═════ DATA FOR PROCESSING ═════
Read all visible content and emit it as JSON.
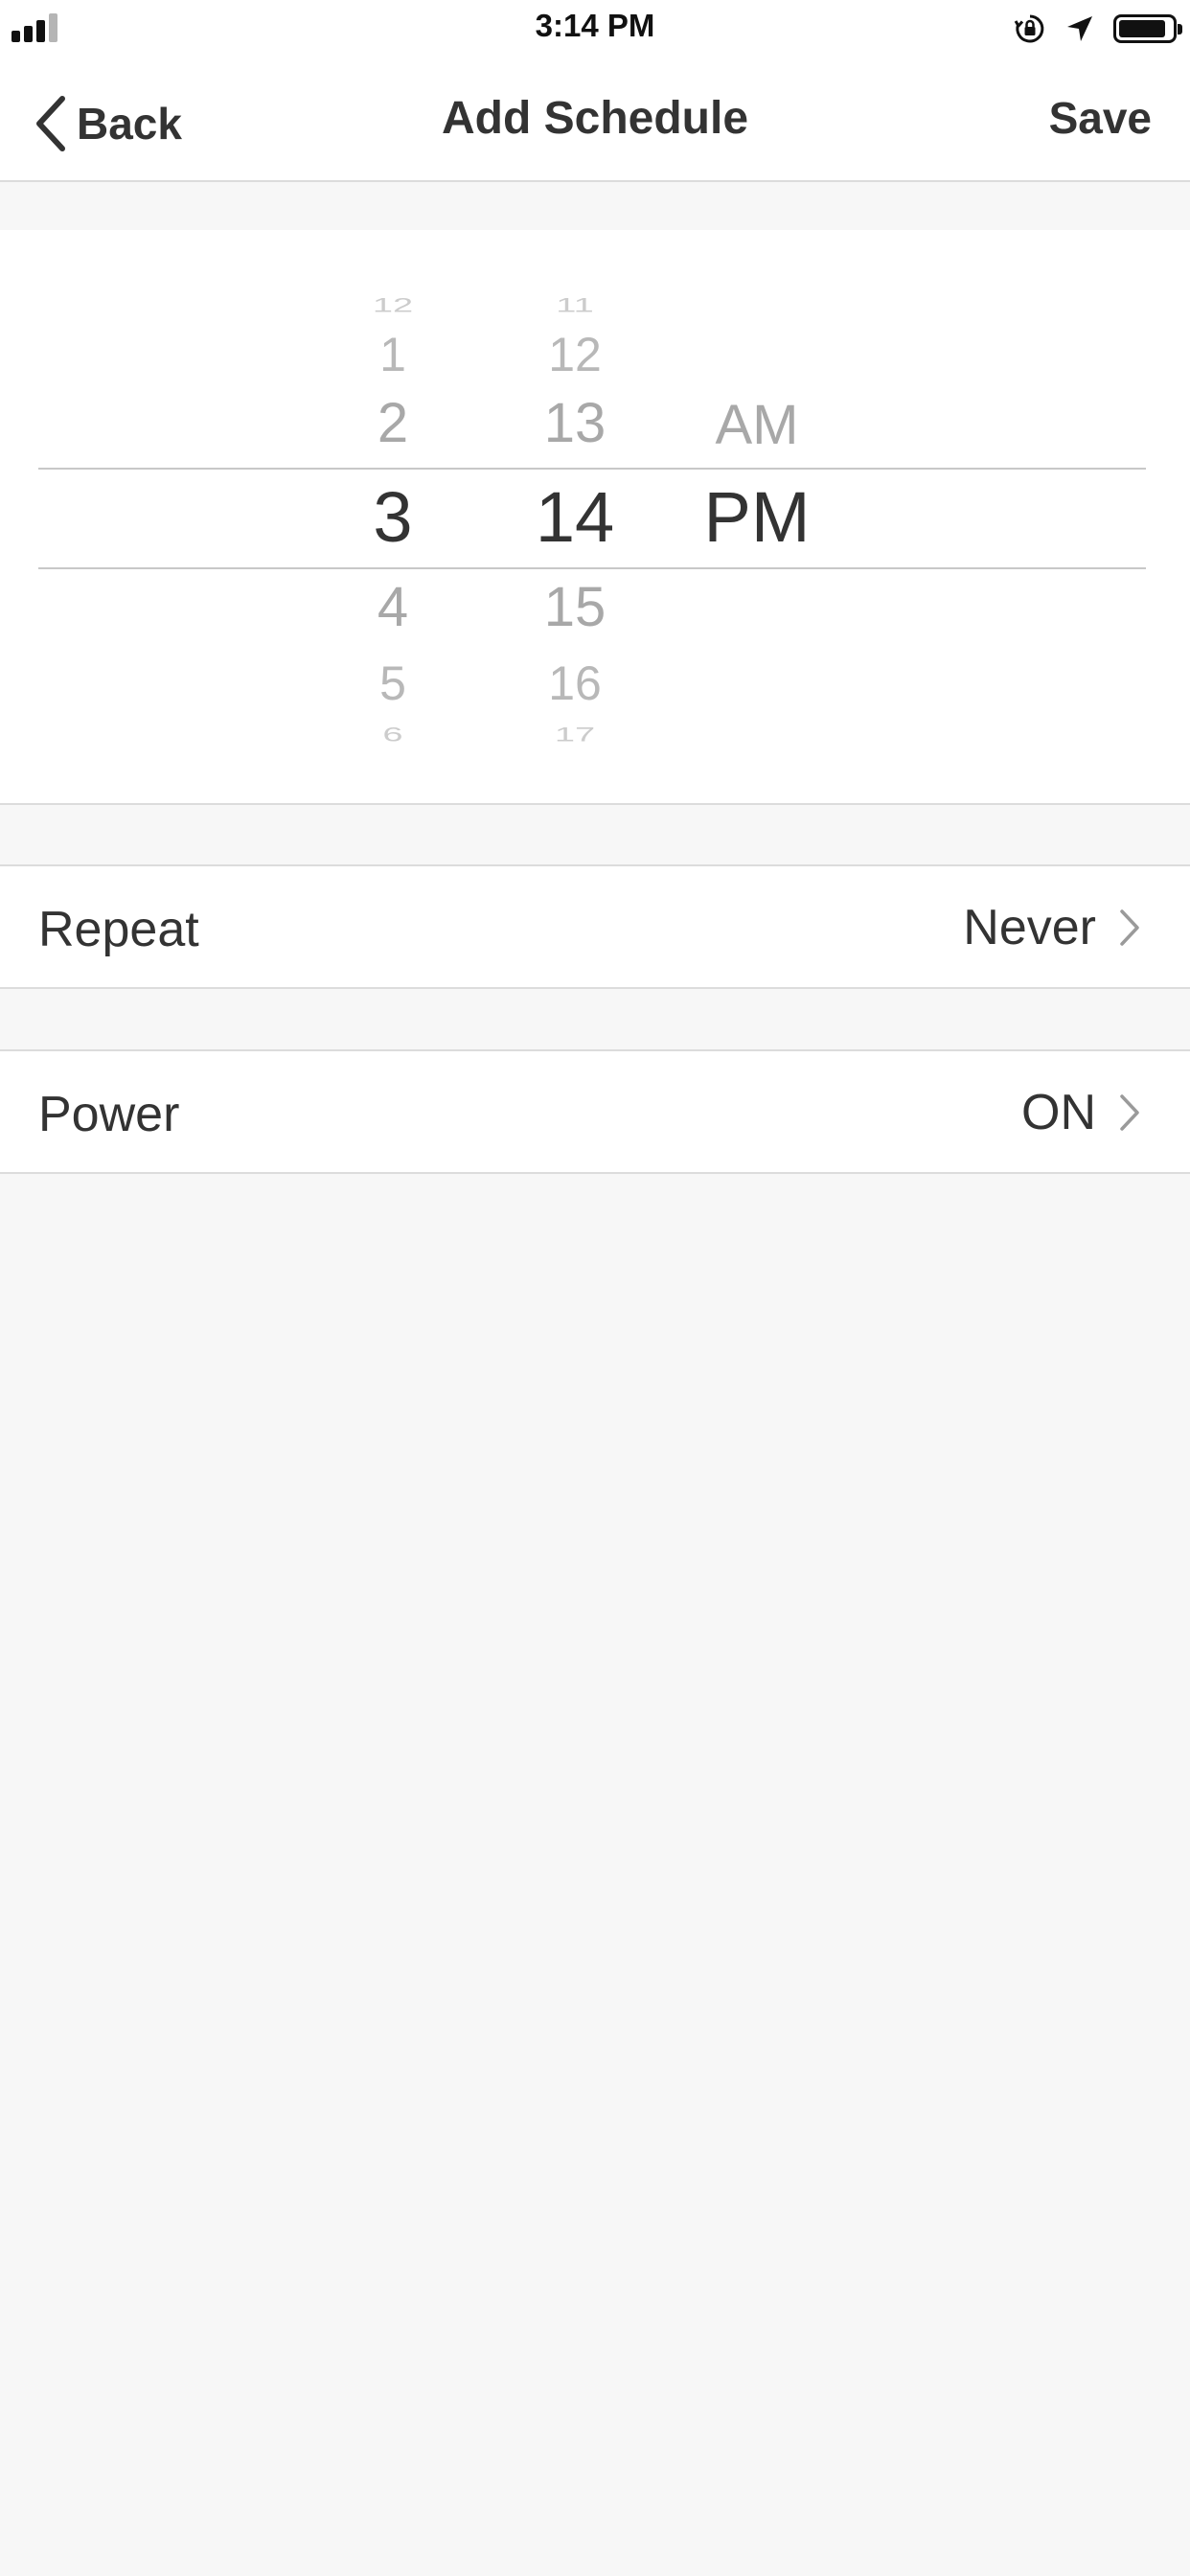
{
  "status_bar": {
    "time": "3:14 PM",
    "icons": [
      "signal-icon",
      "orientation-lock-icon",
      "location-arrow-icon",
      "battery-icon"
    ]
  },
  "nav": {
    "back_label": "Back",
    "title": "Add Schedule",
    "save_label": "Save"
  },
  "picker": {
    "hours": [
      "12",
      "1",
      "2",
      "3",
      "4",
      "5",
      "6"
    ],
    "minutes": [
      "11",
      "12",
      "13",
      "14",
      "15",
      "16",
      "17"
    ],
    "periods": [
      "AM",
      "PM"
    ],
    "selected": {
      "hour": "3",
      "minute": "14",
      "period": "PM"
    }
  },
  "settings": {
    "repeat": {
      "label": "Repeat",
      "value": "Never"
    },
    "power": {
      "label": "Power",
      "value": "ON"
    }
  },
  "colors": {
    "background": "#f7f7f7",
    "surface": "#ffffff",
    "text": "#333333",
    "muted_text": "#b0b0b0",
    "divider": "#dcdcdc"
  }
}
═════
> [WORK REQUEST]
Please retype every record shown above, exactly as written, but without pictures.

> [ANSWER]
Read all visible content and emit it as JSON.
{
  "status_bar": {
    "time": "3:14 PM",
    "icons": [
      "signal-icon",
      "orientation-lock-icon",
      "location-arrow-icon",
      "battery-icon"
    ]
  },
  "nav": {
    "back_label": "Back",
    "title": "Add Schedule",
    "save_label": "Save"
  },
  "picker": {
    "hours": [
      "12",
      "1",
      "2",
      "3",
      "4",
      "5",
      "6"
    ],
    "minutes": [
      "11",
      "12",
      "13",
      "14",
      "15",
      "16",
      "17"
    ],
    "periods": [
      "AM",
      "PM"
    ],
    "selected": {
      "hour": "3",
      "minute": "14",
      "period": "PM"
    }
  },
  "settings": {
    "repeat": {
      "label": "Repeat",
      "value": "Never"
    },
    "power": {
      "label": "Power",
      "value": "ON"
    }
  },
  "colors": {
    "background": "#f7f7f7",
    "surface": "#ffffff",
    "text": "#333333",
    "muted_text": "#b0b0b0",
    "divider": "#dcdcdc"
  }
}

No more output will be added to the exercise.